Second World War: Rationing Affected Farmers

Kansan remembers rationing during the Second World War.

| Good Old Days

Since my husband was a farmer, he was exempt from serving in the Armed Forces in the Second World War, but we were affected by the War in many ways. There was a scarcity of many products and rationing of many necessities. 

My brother-in-law who was in the Armed Forces was sent to Australia. His wife moved into an apartment in the city and stored their furniture. Since it was considered necessary that a refrigerator be used constantly, theirs was sent to us to use. That was a big help. We had no refrigerator, and had been hanging perishable food down in a well or keeping it in the cellar. The government packed and shipped the refrigerator to us. Because of the scarcity of such items, we carefully saved the lumber used in the shipping crate, and we also saved all the nails.

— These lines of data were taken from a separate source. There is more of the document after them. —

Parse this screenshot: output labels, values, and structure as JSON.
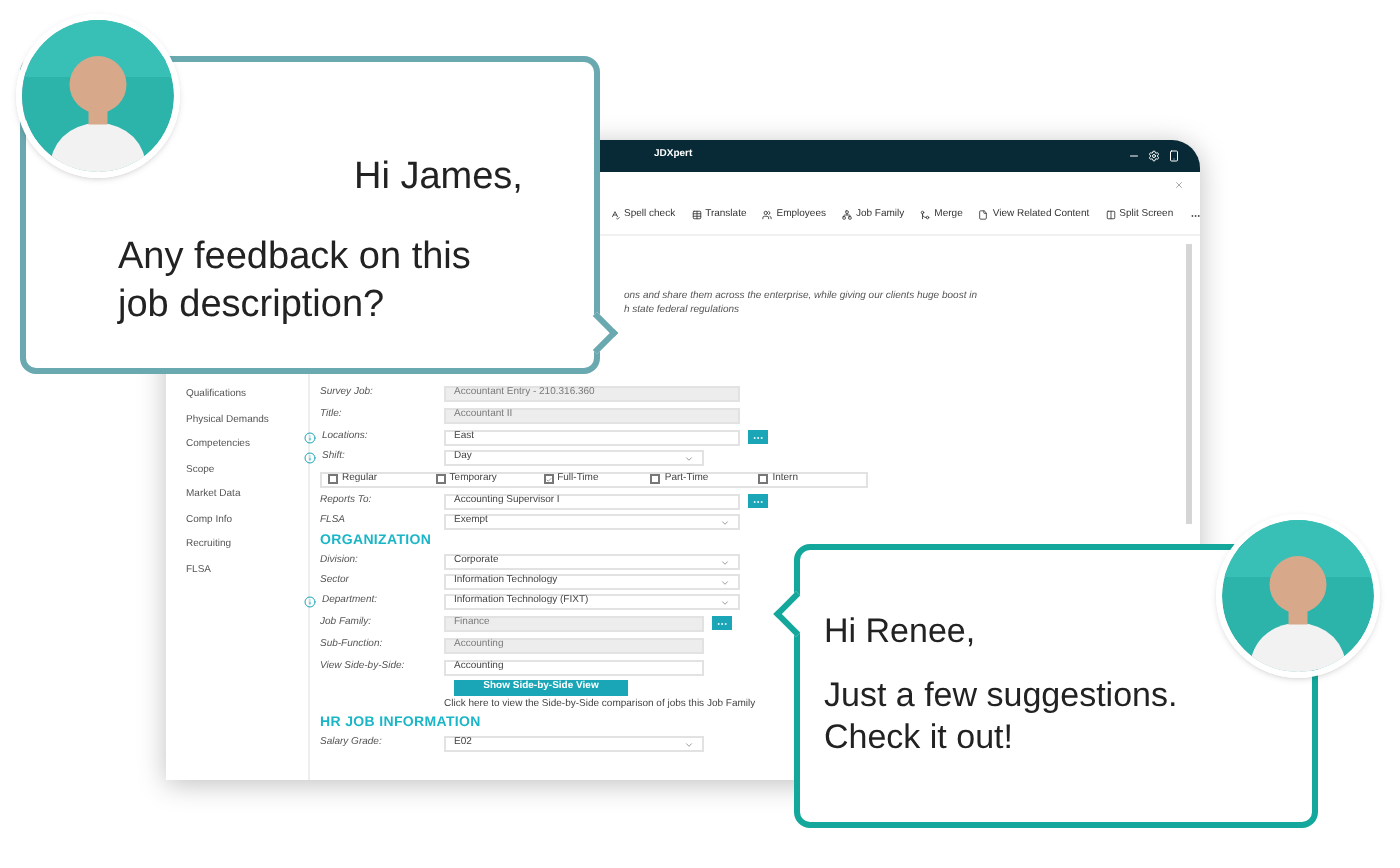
{
  "window": {
    "title": "JDXpert"
  },
  "toolbar": [
    {
      "kind": "spell",
      "label": "Spell check"
    },
    {
      "kind": "translate",
      "label": "Translate"
    },
    {
      "kind": "employees",
      "label": "Employees"
    },
    {
      "kind": "family",
      "label": "Job Family"
    },
    {
      "kind": "merge",
      "label": "Merge"
    },
    {
      "kind": "related",
      "label": "View Related Content"
    },
    {
      "kind": "split",
      "label": "Split Screen"
    }
  ],
  "description": [
    "ons and share them across the enterprise, while giving our clients huge boost in",
    "h state federal regulations"
  ],
  "sidebar": {
    "items": [
      "Qualifications",
      "Physical Demands",
      "Competencies",
      "Scope",
      "Market Data",
      "Comp Info",
      "Recruiting",
      "FLSA"
    ]
  },
  "form": {
    "rows": [
      {
        "kind": "field",
        "label": "Survey Job:",
        "value": "Accountant Entry - 210.316.360",
        "disabled": true
      },
      {
        "kind": "field",
        "label": "Title:",
        "value": "Accountant II",
        "disabled": true
      },
      {
        "kind": "field",
        "label": "Locations:",
        "value": "East",
        "disabled": false,
        "info": true,
        "more": true
      },
      {
        "kind": "select",
        "label": "Shift:",
        "value": "Day",
        "info": true,
        "narrow": true
      },
      {
        "kind": "checkboxes",
        "options": [
          {
            "label": "Regular",
            "checked": false
          },
          {
            "label": "Temporary",
            "checked": false
          },
          {
            "label": "Full-Time",
            "checked": true
          },
          {
            "label": "Part-Time",
            "checked": false
          },
          {
            "label": "Intern",
            "checked": false
          }
        ]
      },
      {
        "kind": "field",
        "label": "Reports To:",
        "value": "Accounting Supervisor I",
        "disabled": false,
        "more": true
      },
      {
        "kind": "select",
        "label": "FLSA",
        "value": "Exempt"
      },
      {
        "kind": "heading",
        "label": "ORGANIZATION"
      },
      {
        "kind": "select",
        "label": "Division:",
        "value": "Corporate"
      },
      {
        "kind": "select",
        "label": "Sector",
        "value": "Information Technology"
      },
      {
        "kind": "select",
        "label": "Department:",
        "value": "Information Technology (FIXT)",
        "info": true
      },
      {
        "kind": "field",
        "label": "Job Family:",
        "value": "Finance",
        "disabled": true,
        "more": true,
        "narrow": true
      },
      {
        "kind": "field",
        "label": "Sub-Function:",
        "value": "Accounting",
        "disabled": true,
        "narrow": true
      },
      {
        "kind": "field",
        "label": "View Side-by-Side:",
        "value": "Accounting",
        "disabled": false,
        "narrow": true
      },
      {
        "kind": "button",
        "label": "Show Side-by-Side View"
      },
      {
        "kind": "note",
        "label": "Click here to view the Side-by-Side comparison of jobs this Job Family"
      },
      {
        "kind": "heading",
        "label": "HR JOB INFORMATION"
      },
      {
        "kind": "select",
        "label": "Salary Grade:",
        "value": "E02",
        "narrow": true
      }
    ]
  },
  "chat": [
    {
      "lines": [
        "Hi James,",
        "Any feedback on this",
        "job description?"
      ]
    },
    {
      "lines": [
        "Hi Renee,",
        "Just a few suggestions.",
        "Check it out!"
      ]
    }
  ]
}
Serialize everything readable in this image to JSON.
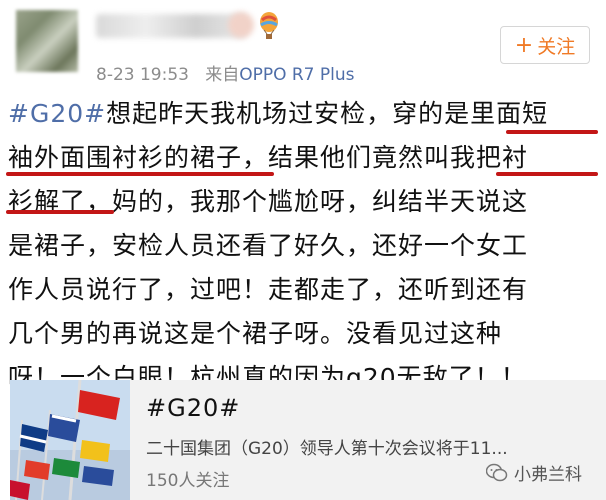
{
  "post": {
    "timestamp": "8-23 19:53",
    "source_prefix": "来自",
    "source_device": "OPPO R7 Plus",
    "follow_label": "关注",
    "text_lines": [
      {
        "topic": "#G20#",
        "text": "想起昨天我机场过安检，穿的是里面短"
      },
      {
        "topic": "",
        "text": "袖外面围衬衫的裙子，结果他们竟然叫我把衬"
      },
      {
        "topic": "",
        "text": "衫解了，妈的，我那个尴尬呀，纠结半天说这"
      },
      {
        "topic": "",
        "text": "是裙子，安检人员还看了好久，还好一个女工"
      },
      {
        "topic": "",
        "text": "作人员说行了，过吧！走都走了，还听到还有"
      },
      {
        "topic": "",
        "text": "几个男的再说这是个裙子呀。没看见过这种"
      },
      {
        "topic": "",
        "text": "呀！一个白眼！杭州真的因为g20无敌了！！"
      }
    ]
  },
  "topic_card": {
    "title": "#G20#",
    "description": "二十国集团（G20）领导人第十次会议将于11...",
    "follows": "150人关注"
  },
  "watermark": {
    "text": "小弗兰科"
  },
  "colors": {
    "link": "#4f6ea8",
    "follow": "#f07a26",
    "annotation": "#c31616"
  }
}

Tires were rationed and in very short supply. The government ordered that we drive at a slow speed to keep from having "blow-outs," which could cause serious accidents. I remember driving to town with my small son. He was watching the speedometer and said, "Mommy, slow down! You are going 40 miles an hour!"

Metal was almost nonexistent. For Christmas, my son received a toy wagon made completely of wood. He also got a sled that was all wood, no metal - even on the runners. At a later time, my husband fastened strips of iron on the runners, to make them more efficient. Almost 50 years later, that wooden sled is still hanging in a storage shed on our farm.

When the War was over, our brother-in-law came home. He took his refrigerator, but we were able to buy one of our own.

Hazel Millenbruch
Home, Kansas

Mother Earth News Fair Schedule 2019


Next: February 16-17, 2019
Belton, TX

Whether you want to learn how to grow and raise your own food, build your own root cellar, or create a green dream home, come out and learn everything you need to know — and then some!


Subscribe today

Capper's FarmerWant to rediscover what made grandma’s house the fun place we all remember? Capper’s Farmer — the newly restored publication from the rural know-how experts at — updates the tried-and-true methods your grandparents used for cooking, crafting, gardening and so much more. Subscribe today and discover the joys of homemade living and homesteading insight — with a dash of modern living — that makes up the new Capper’s Farmer.

Save Even More Money with our automatic renewal savings plan!

Pay now with a credit card and take advantage of our automatic renewal savings plan. You save an additional $6 and get 4 issues of Capper's Farmer for only $16.95 (USA only).

Or, Bill Me Later and I'll pay just $22.95 for a one year subscription!

Facebook Pinterest Instagram YouTube Twitter

Free Product Information Classifieds